- Evaluating: Evaluate the appropriateness of the conclusions reached in a research study based on the data presented.
- Creating: After studying the current economic policies of the United States, student groups will design their own fiscal and monetary policies.
- Bloom, B., Englehart, M. Furst, E., Hill, W., & Krathwohl, D. (1956). Taxonomy of educational objectives: The classification of educational goals. Handbook I: Cognitive domain. New York, Toronto: Longmans, Green.
- Writing learning objectives. http://sites.uci.edu/medsim/files/2015/03/Writing-learning-objectives.pdf
Richard Shingles, Lecturer, Biology Department
Richard Shingles is a faculty member in the Biology department and also works with the Center for Educational Resources at Johns Hopkins University. He is the Director of the TA Training Institute and The Summer Teaching Institute on the Homewood campus of JHU. Dr. Shingles also provides pedagogical and technological support to instructional faculty, post-docs and graduate students.
Images source: © Reid Sczerba, Center for Educational Resources, 2016
The University Writing Program is an independent academic unit in the Division of Humanities, Arts, and Cultural Studies. We offer courses in rhetoric and writing studies (for example, in rhetorical theory, journalism, and technical communication) as part of our Minor in Professional Writing. We also offer instruction in writing to students in all four colleges, including core courses in composition, Writing In the Disciplines, and Writing in the Professions.
The University Writing Program has defined broad student learning objectives for the program as a whole, along with course-specific goals and outcomes and, for the professional writing minor, learning objectives that develop through several courses and over time.
Objectives for Lower Division Courses
- learn to read closely and critically and to analyze the purpose, audience, format, and conventions in varied types of writing.
- experiment with and reflect on writing processes, including techniques for researching, planning, brainstorming, drafting, revising and editing.
- improve their ability to work collaboratively in peer workshops, group work, and group projects.

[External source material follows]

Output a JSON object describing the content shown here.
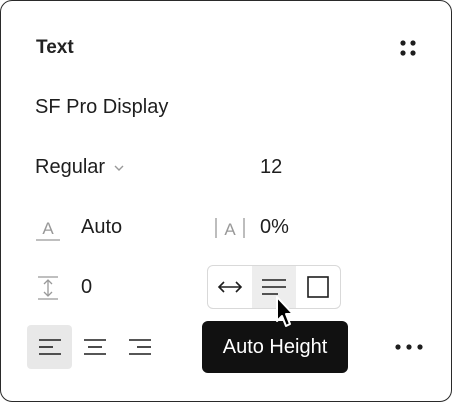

- learn to name, describe, analyze and apply basic concepts and principles in varied areas of writing in the disciplines and professions.
- learn to integrate ideas, data, and evidence from written and oral sources into writing projects.
- understand how writing and citing conventions vary in different disciplines and professions.
Course-specific goals and student learning outcomes for UWP lower division classes are described on a course-by-course basis
Objectives for Upper Division Courses
- learn to read more difficult texts closely and critically and to use them as models for writing projects.
- improve their ability to manage the writing process to suit the task and situation, including more advanced skills in planning, drafting, revising and editing.
- improve their ability to frame and analyze a topic or problem, do independent research, evaluate sources, and interpret and integrate information and ideas appropriately from oral and written sources.
- learn to conduct research in writing studies and professional writing.
- produce varied types of writing, including essays, reports, proposals, arguments, and technical documents.
Course-specific goals and student learning outcomes for UWP upper division classes are described on a course-by-course basis
Objectives for Professional Writing Minors
Professional Writing students will:
- Manage the writing process to suit the task and situation
- Control style, tone, and structure
- Apply varied rhetorical strategies
- Evaluate and integrate external texts
- Write and edit collaboratively
- Use writing technologies appropriately